Technology progress miracles have always generated utopia and nightmares. Hopeful visions of a better future, but gloomy and catastrophic predictions too. The risk within the rash use of scientific discoveries and their products is a subject which, since the First Industrial Revolution, when the panorama of cities and suburbs started to show the signs of a firm “artificial” invasion, has been animating sociologic debates as artists, writers and filmmakers do.
From Frankenstein to Blade Runner, where the dangerous connection was between man and metal, between nature and robotics- up to new backgrounds opened by bio and nano-technologies, the subject of rebellion and sequent loss of control of man, of one of the two parts at stake (both nature and technology itself mature enough as to become a second nature) is now a topos.
The recent short film Metalosis Maligna relates to this glorious and frequented tradition . The film was directed by the young Dutch film-maker Floris Kaayk (1982), founder with the coeval and colleague Sil van der Woerd (1982) of Microbia Films, a little production house gathering both works directed individually and those directed in pair.
Metalosis Maligna (2006) can be considered a docu-fiction: the short-film follow, at a stylistic and iconographic point of view, the form of the television documentary, telling the story of a mysterious, spectacular and disturbing illness. Completely fictitious but incredibly verisimilar. The bacteria ( streptococcus metalomaligna)’s infection attacks people with metal prosthesis. And if, so far, the rejection of the hosting organism was the only risk, the film imagines a future in which the prosthesis is alive and dangerous, interfering and ready to grow, branching within and outside organic tissues. They can even replace flesh, in an arborescent tangle of metal outgrowths.
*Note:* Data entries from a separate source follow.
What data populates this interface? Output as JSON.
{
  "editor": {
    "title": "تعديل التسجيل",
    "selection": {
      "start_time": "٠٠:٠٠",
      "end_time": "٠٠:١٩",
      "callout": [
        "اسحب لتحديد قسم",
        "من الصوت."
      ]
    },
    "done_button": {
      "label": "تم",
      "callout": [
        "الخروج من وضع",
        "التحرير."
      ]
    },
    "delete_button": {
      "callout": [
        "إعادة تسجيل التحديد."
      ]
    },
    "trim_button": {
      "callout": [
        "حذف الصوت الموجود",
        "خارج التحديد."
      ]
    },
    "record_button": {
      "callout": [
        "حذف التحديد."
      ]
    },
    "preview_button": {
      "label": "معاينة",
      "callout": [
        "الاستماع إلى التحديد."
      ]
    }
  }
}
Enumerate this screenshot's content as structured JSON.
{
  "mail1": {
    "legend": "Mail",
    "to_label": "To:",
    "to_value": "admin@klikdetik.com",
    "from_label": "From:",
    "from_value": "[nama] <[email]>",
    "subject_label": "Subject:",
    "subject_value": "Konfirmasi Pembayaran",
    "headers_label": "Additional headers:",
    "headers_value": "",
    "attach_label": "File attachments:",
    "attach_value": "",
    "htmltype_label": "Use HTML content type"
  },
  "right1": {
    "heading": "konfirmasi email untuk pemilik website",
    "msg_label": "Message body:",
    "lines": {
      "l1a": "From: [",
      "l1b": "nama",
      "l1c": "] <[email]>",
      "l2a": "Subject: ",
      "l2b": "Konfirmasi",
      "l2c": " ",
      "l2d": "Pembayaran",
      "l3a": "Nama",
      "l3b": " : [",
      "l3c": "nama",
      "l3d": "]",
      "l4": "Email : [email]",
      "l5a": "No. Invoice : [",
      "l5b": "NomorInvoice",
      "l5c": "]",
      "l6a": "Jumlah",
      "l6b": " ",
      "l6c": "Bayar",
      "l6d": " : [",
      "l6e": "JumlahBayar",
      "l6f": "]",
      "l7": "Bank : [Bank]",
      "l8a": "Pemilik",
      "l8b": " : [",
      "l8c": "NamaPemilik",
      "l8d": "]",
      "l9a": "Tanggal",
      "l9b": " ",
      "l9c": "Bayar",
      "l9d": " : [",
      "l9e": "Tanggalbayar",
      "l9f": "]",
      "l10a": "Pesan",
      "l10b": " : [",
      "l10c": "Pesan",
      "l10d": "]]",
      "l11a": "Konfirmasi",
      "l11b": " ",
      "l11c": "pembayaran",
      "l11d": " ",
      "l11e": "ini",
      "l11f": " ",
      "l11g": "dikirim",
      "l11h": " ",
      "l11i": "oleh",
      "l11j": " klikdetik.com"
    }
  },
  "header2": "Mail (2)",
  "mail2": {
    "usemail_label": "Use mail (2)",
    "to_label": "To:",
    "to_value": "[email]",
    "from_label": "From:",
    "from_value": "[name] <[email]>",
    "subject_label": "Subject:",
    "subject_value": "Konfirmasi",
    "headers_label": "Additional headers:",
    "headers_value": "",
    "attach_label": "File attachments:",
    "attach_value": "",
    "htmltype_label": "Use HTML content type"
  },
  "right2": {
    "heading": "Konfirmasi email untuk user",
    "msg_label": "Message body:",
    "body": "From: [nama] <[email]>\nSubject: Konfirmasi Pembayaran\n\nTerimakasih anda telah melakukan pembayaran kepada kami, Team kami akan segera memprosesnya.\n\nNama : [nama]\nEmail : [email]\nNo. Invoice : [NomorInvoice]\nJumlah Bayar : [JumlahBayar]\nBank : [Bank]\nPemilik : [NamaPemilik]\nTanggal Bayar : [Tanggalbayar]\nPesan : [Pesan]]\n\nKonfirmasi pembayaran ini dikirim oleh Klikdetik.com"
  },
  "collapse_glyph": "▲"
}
The fiction is effective and well built, the stylistic elements of the documentary are followed perfectly, and the union between traditional shot and computerized graphics is perfect. The scenery, deprived of any scientific fundament, manages to result disturbing exactly because built with rigour and control of the used language.
It isn’t the first time the two Microbia film-makers confront with the encounter/clash between natural and artificial. While van der Woerd in Swim (2005) deals with fecundation with a terse and evocative style (including science fiction elements), Kaayk, with The Order Electrus (2005) had already showed his interest in adaptation mechanisms of natural environment to technologic invasion. In this short-movie the main characters of this distopia are insects. A new species of “electric” beasties born spontaneously within industrial structures capable of reproduction, defence and attack.
Shots, editing and performing voice too are taken by a common divulging documentary, maybe broadcast by Discovery Channel. The threat, as in Metalosis Maligna, comes from evolutionary mechanisms’ extraordinary power. Capable of fighting and overcoming any human intervention, however interfering it could seem. It is an evolution which doesn’t mean just self-defence, but which looks like vengeance .